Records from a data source
# # # #

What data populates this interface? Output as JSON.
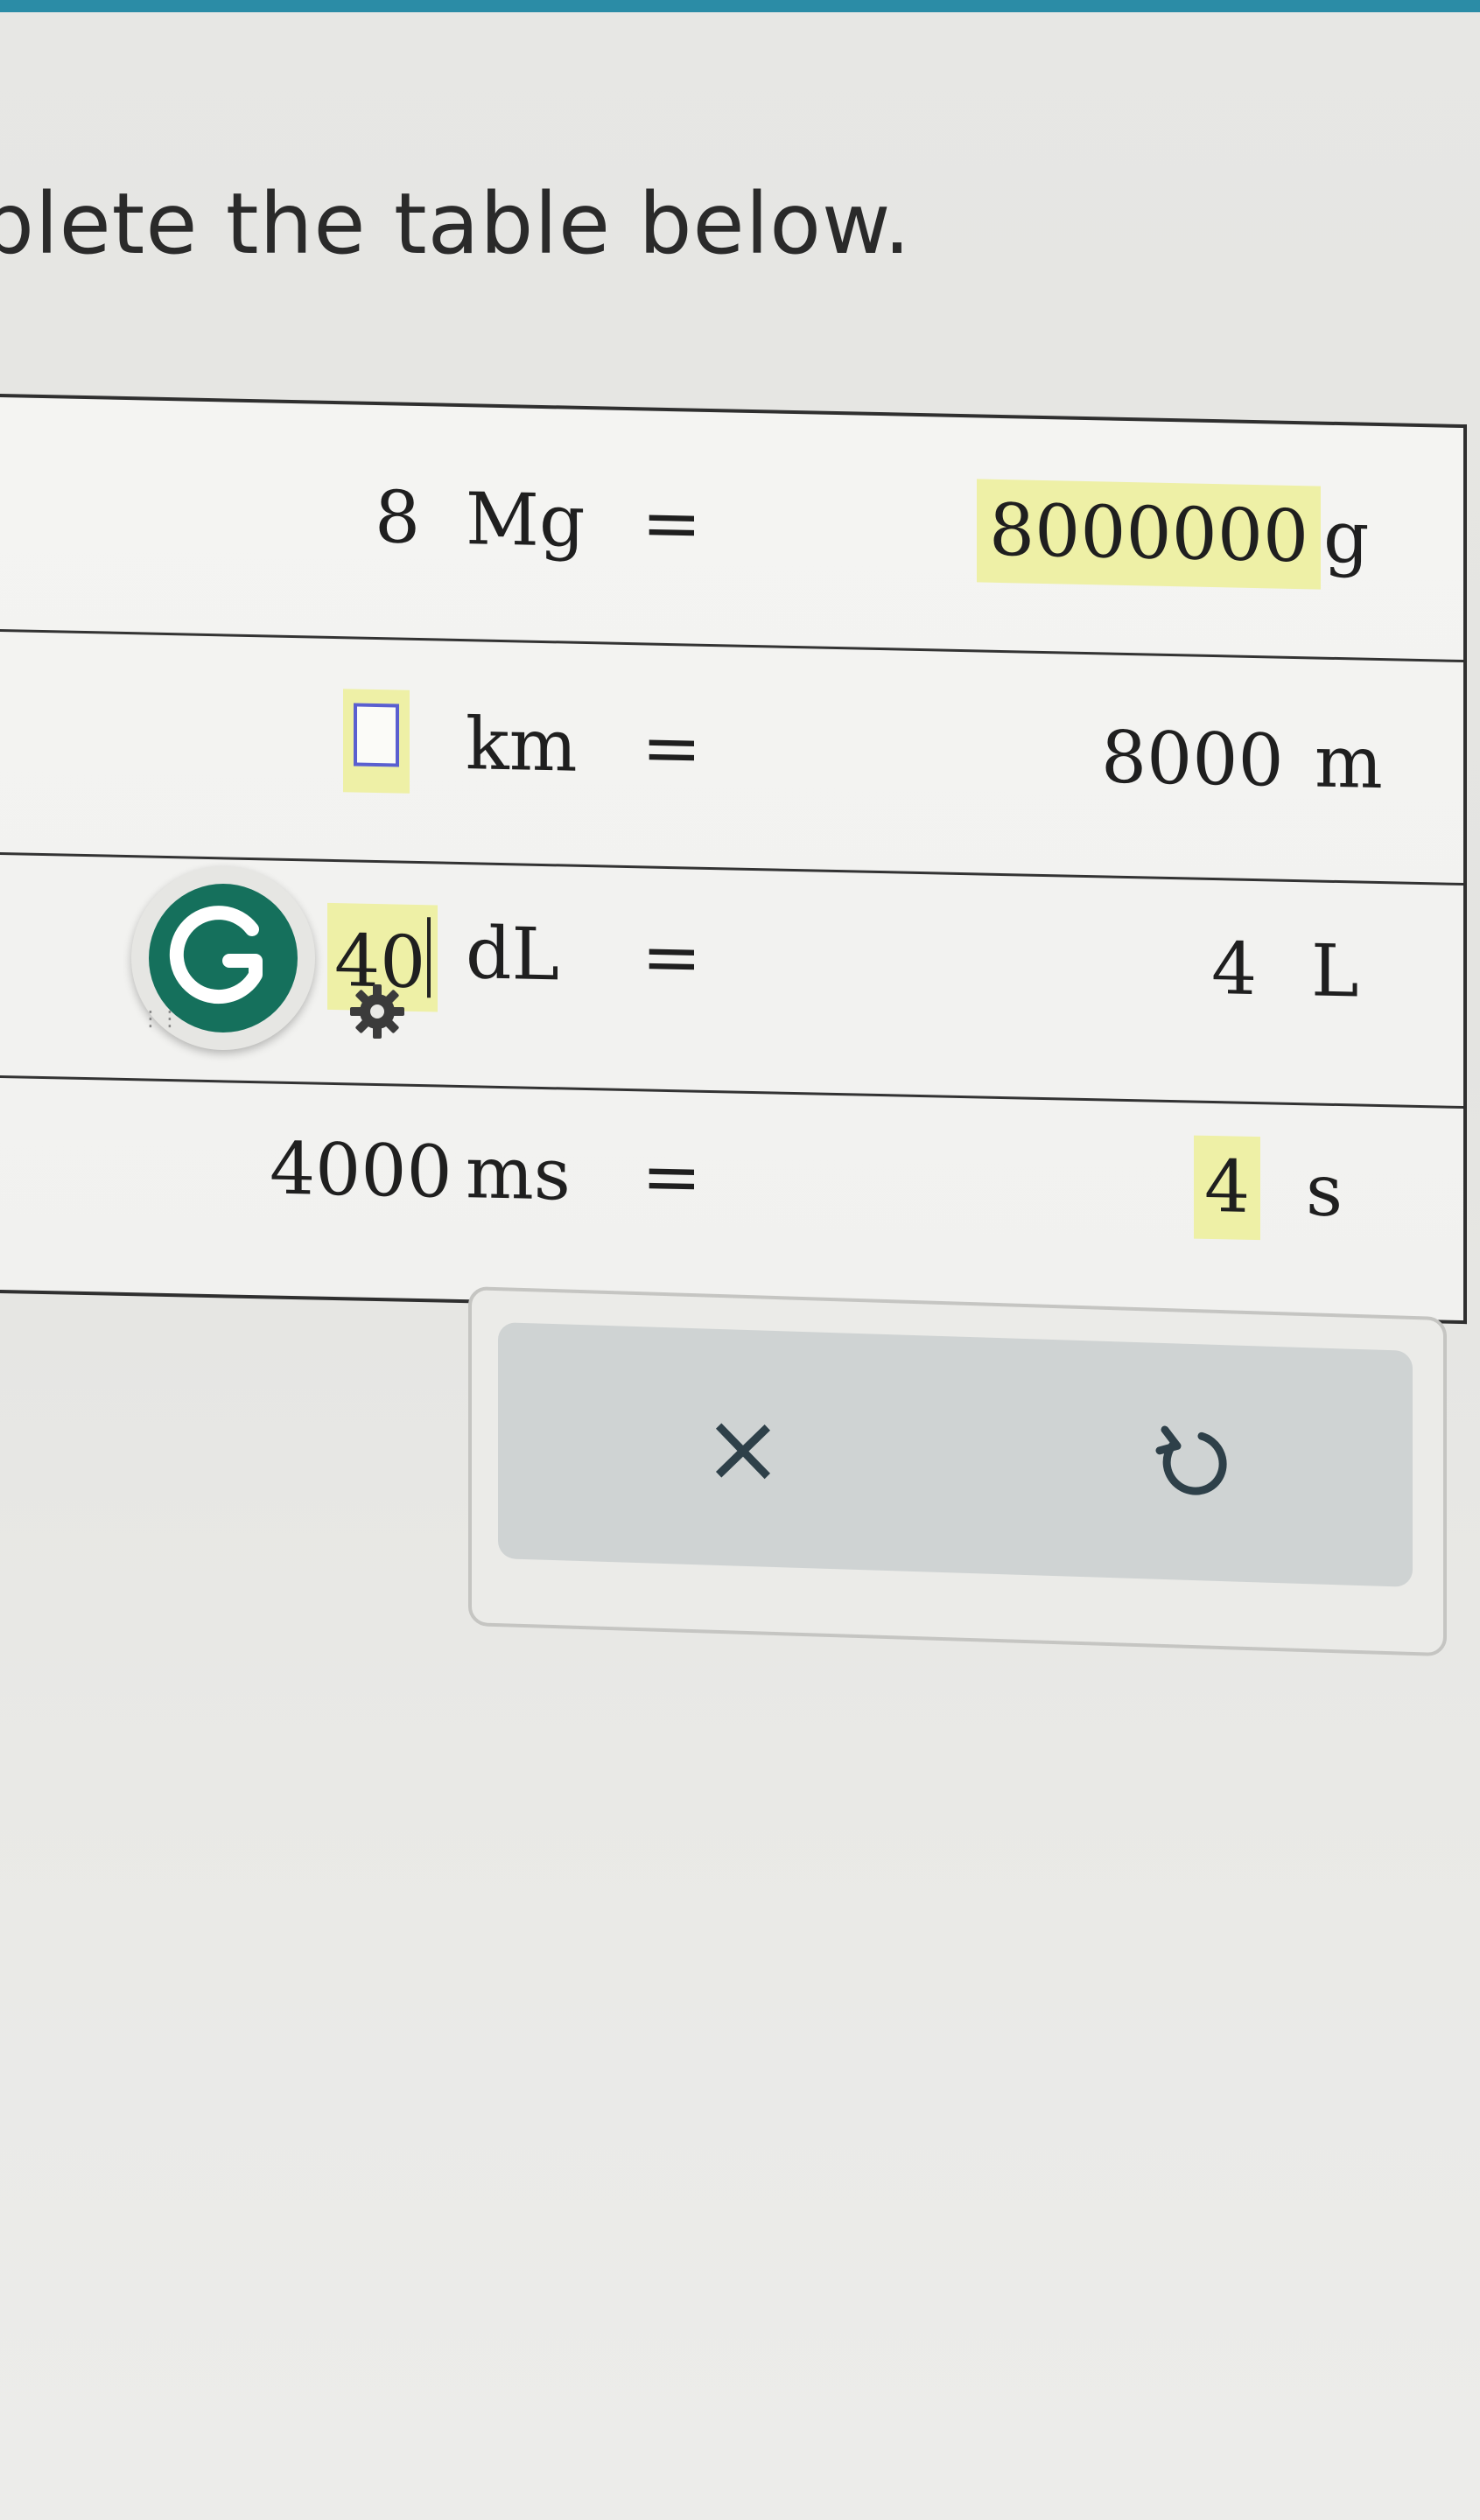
{
  "instruction": "plete the table below.",
  "colors": {
    "highlight": "#eef0a6",
    "accent_bar": "#2b8ca6",
    "grammarly": "#15705c"
  },
  "rows": [
    {
      "left_value": "8",
      "left_unit": "Mg",
      "equals": "=",
      "right_value": "8000000",
      "right_unit": "g"
    },
    {
      "left_value": "",
      "left_unit": "km",
      "equals": "=",
      "right_value": "8000",
      "right_unit": "m"
    },
    {
      "left_value": "40",
      "left_unit": "dL",
      "equals": "=",
      "right_value": "4",
      "right_unit": "L"
    },
    {
      "left_value": "4000",
      "left_unit": "ms",
      "equals": "=",
      "right_value": "4",
      "right_unit": "s"
    }
  ],
  "grammarly_badge": {
    "letter": "G",
    "icon": "grammarly-icon"
  },
  "settings_icon": "gear-icon",
  "toolbar": {
    "clear_symbol": "×",
    "clear_icon": "close-icon",
    "undo_icon": "undo-icon"
  }
}
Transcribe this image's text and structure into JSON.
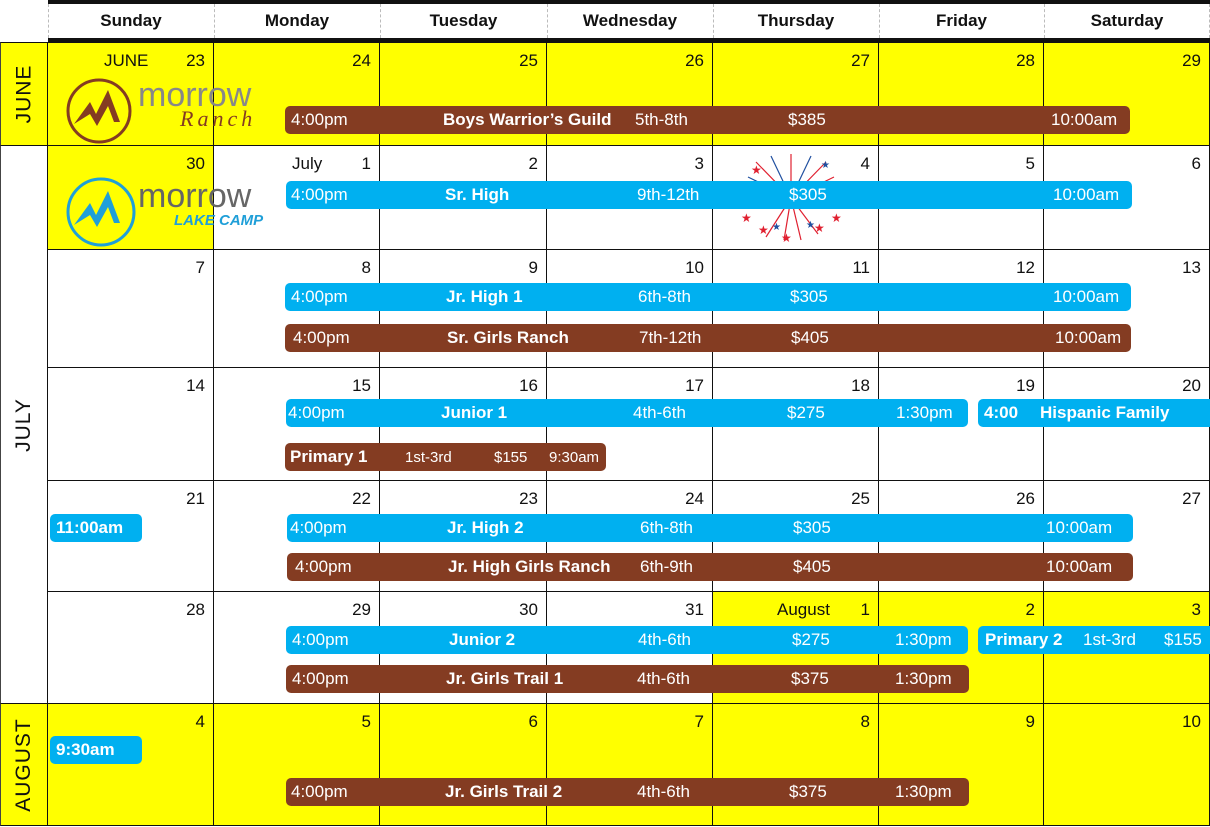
{
  "header": {
    "days": [
      "Sunday",
      "Monday",
      "Tuesday",
      "Wednesday",
      "Thursday",
      "Friday",
      "Saturday"
    ]
  },
  "months": {
    "june": "JUNE",
    "july": "JULY",
    "august": "AUGUST"
  },
  "cell_labels": {
    "june_label": "JUNE",
    "july_label": "July",
    "august_label": "August"
  },
  "weeks": [
    {
      "days": [
        "23",
        "24",
        "25",
        "26",
        "27",
        "28",
        "29"
      ]
    },
    {
      "days": [
        "30",
        "1",
        "2",
        "3",
        "4",
        "5",
        "6"
      ]
    },
    {
      "days": [
        "7",
        "8",
        "9",
        "10",
        "11",
        "12",
        "13"
      ]
    },
    {
      "days": [
        "14",
        "15",
        "16",
        "17",
        "18",
        "19",
        "20"
      ]
    },
    {
      "days": [
        "21",
        "22",
        "23",
        "24",
        "25",
        "26",
        "27"
      ]
    },
    {
      "days": [
        "28",
        "29",
        "30",
        "31",
        "1",
        "2",
        "3"
      ]
    },
    {
      "days": [
        "4",
        "5",
        "6",
        "7",
        "8",
        "9",
        "10"
      ]
    }
  ],
  "logos": {
    "ranch": {
      "word": "morrow",
      "sub": "Ranch",
      "color": "#843c22"
    },
    "lake": {
      "word": "morrow",
      "sub": "LAKE CAMP",
      "color": "#1f9fd8"
    }
  },
  "colors": {
    "highlight": "#ffff00",
    "lake_camp_blue": "#00b0f0",
    "ranch_brown": "#843c22"
  },
  "events": {
    "boys_warriors_guild": {
      "start": "4:00pm",
      "name": "Boys Warrior’s Guild",
      "grades": "5th-8th",
      "price": "$385",
      "end": "10:00am"
    },
    "sr_high": {
      "start": "4:00pm",
      "name": "Sr. High",
      "grades": "9th-12th",
      "price": "$305",
      "end": "10:00am"
    },
    "jr_high_1": {
      "start": "4:00pm",
      "name": "Jr. High 1",
      "grades": "6th-8th",
      "price": "$305",
      "end": "10:00am"
    },
    "sr_girls_ranch": {
      "start": "4:00pm",
      "name": "Sr. Girls Ranch",
      "grades": "7th-12th",
      "price": "$405",
      "end": "10:00am"
    },
    "junior_1": {
      "start": "4:00pm",
      "name": "Junior 1",
      "grades": "4th-6th",
      "price": "$275",
      "end": "1:30pm"
    },
    "hispanic_family": {
      "start": "4:00",
      "name": "Hispanic Family",
      "end": "11:00am"
    },
    "primary_1": {
      "name": "Primary 1",
      "grades": "1st-3rd",
      "price": "$155",
      "end": "9:30am"
    },
    "jr_high_2": {
      "start": "4:00pm",
      "name": "Jr. High 2",
      "grades": "6th-8th",
      "price": "$305",
      "end": "10:00am"
    },
    "jr_high_girls_ranch": {
      "start": "4:00pm",
      "name": "Jr. High Girls Ranch",
      "grades": "6th-9th",
      "price": "$405",
      "end": "10:00am"
    },
    "junior_2": {
      "start": "4:00pm",
      "name": "Junior 2",
      "grades": "4th-6th",
      "price": "$275",
      "end": "1:30pm"
    },
    "primary_2": {
      "name": "Primary 2",
      "grades": "1st-3rd",
      "price": "$155",
      "end": "9:30am"
    },
    "jr_girls_trail_1": {
      "start": "4:00pm",
      "name": "Jr. Girls Trail 1",
      "grades": "4th-6th",
      "price": "$375",
      "end": "1:30pm"
    },
    "jr_girls_trail_2": {
      "start": "4:00pm",
      "name": "Jr. Girls Trail 2",
      "grades": "4th-6th",
      "price": "$375",
      "end": "1:30pm"
    }
  }
}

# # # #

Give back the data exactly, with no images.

RESULT OF THIS EXERCISE >>
What data populates this interface? Output as JSON.
{
  "instruction": "plete the table below.",
  "colors": {
    "highlight": "#eef0a6",
    "accent_bar": "#2b8ca6",
    "grammarly": "#15705c"
  },
  "rows": [
    {
      "left_value": "8",
      "left_unit": "Mg",
      "equals": "=",
      "right_value": "8000000",
      "right_unit": "g"
    },
    {
      "left_value": "",
      "left_unit": "km",
      "equals": "=",
      "right_value": "8000",
      "right_unit": "m"
    },
    {
      "left_value": "40",
      "left_unit": "dL",
      "equals": "=",
      "right_value": "4",
      "right_unit": "L"
    },
    {
      "left_value": "4000",
      "left_unit": "ms",
      "equals": "=",
      "right_value": "4",
      "right_unit": "s"
    }
  ],
  "grammarly_badge": {
    "letter": "G",
    "icon": "grammarly-icon"
  },
  "settings_icon": "gear-icon",
  "toolbar": {
    "clear_symbol": "×",
    "clear_icon": "close-icon",
    "undo_icon": "undo-icon"
  }
}
Transcribe this image's text and structure into JSON.
{
  "header": {
    "days": [
      "Sunday",
      "Monday",
      "Tuesday",
      "Wednesday",
      "Thursday",
      "Friday",
      "Saturday"
    ]
  },
  "months": {
    "june": "JUNE",
    "july": "JULY",
    "august": "AUGUST"
  },
  "cell_labels": {
    "june_label": "JUNE",
    "july_label": "July",
    "august_label": "August"
  },
  "weeks": [
    {
      "days": [
        "23",
        "24",
        "25",
        "26",
        "27",
        "28",
        "29"
      ]
    },
    {
      "days": [
        "30",
        "1",
        "2",
        "3",
        "4",
        "5",
        "6"
      ]
    },
    {
      "days": [
        "7",
        "8",
        "9",
        "10",
        "11",
        "12",
        "13"
      ]
    },
    {
      "days": [
        "14",
        "15",
        "16",
        "17",
        "18",
        "19",
        "20"
      ]
    },
    {
      "days": [
        "21",
        "22",
        "23",
        "24",
        "25",
        "26",
        "27"
      ]
    },
    {
      "days": [
        "28",
        "29",
        "30",
        "31",
        "1",
        "2",
        "3"
      ]
    },
    {
      "days": [
        "4",
        "5",
        "6",
        "7",
        "8",
        "9",
        "10"
      ]
    }
  ],
  "logos": {
    "ranch": {
      "word": "morrow",
      "sub": "Ranch",
      "color": "#843c22"
    },
    "lake": {
      "word": "morrow",
      "sub": "LAKE CAMP",
      "color": "#1f9fd8"
    }
  },
  "colors": {
    "highlight": "#ffff00",
    "lake_camp_blue": "#00b0f0",
    "ranch_brown": "#843c22"
  },
  "events": {
    "boys_warriors_guild": {
      "start": "4:00pm",
      "name": "Boys Warrior’s Guild",
      "grades": "5th-8th",
      "price": "$385",
      "end": "10:00am"
    },
    "sr_high": {
      "start": "4:00pm",
      "name": "Sr. High",
      "grades": "9th-12th",
      "price": "$305",
      "end": "10:00am"
    },
    "jr_high_1": {
      "start": "4:00pm",
      "name": "Jr. High 1",
      "grades": "6th-8th",
      "price": "$305",
      "end": "10:00am"
    },
    "sr_girls_ranch": {
      "start": "4:00pm",
      "name": "Sr. Girls Ranch",
      "grades": "7th-12th",
      "price": "$405",
      "end": "10:00am"
    },
    "junior_1": {
      "start": "4:00pm",
      "name": "Junior 1",
      "grades": "4th-6th",
      "price": "$275",
      "end": "1:30pm"
    },
    "hispanic_family": {
      "start": "4:00",
      "name": "Hispanic Family",
      "end": "11:00am"
    },
    "primary_1": {
      "name": "Primary 1",
      "grades": "1st-3rd",
      "price": "$155",
      "end": "9:30am"
    },
    "jr_high_2": {
      "start": "4:00pm",
      "name": "Jr. High 2",
      "grades": "6th-8th",
      "price": "$305",
      "end": "10:00am"
    },
    "jr_high_girls_ranch": {
      "start": "4:00pm",
      "name": "Jr. High Girls Ranch",
      "grades": "6th-9th",
      "price": "$405",
      "end": "10:00am"
    },
    "junior_2": {
      "start": "4:00pm",
      "name": "Junior 2",
      "grades": "4th-6th",
      "price": "$275",
      "end": "1:30pm"
    },
    "primary_2": {
      "name": "Primary 2",
      "grades": "1st-3rd",
      "price": "$155",
      "end": "9:30am"
    },
    "jr_girls_trail_1": {
      "start": "4:00pm",
      "name": "Jr. Girls Trail 1",
      "grades": "4th-6th",
      "price": "$375",
      "end": "1:30pm"
    },
    "jr_girls_trail_2": {
      "start": "4:00pm",
      "name": "Jr. Girls Trail 2",
      "grades": "4th-6th",
      "price": "$375",
      "end": "1:30pm"
    }
  }
}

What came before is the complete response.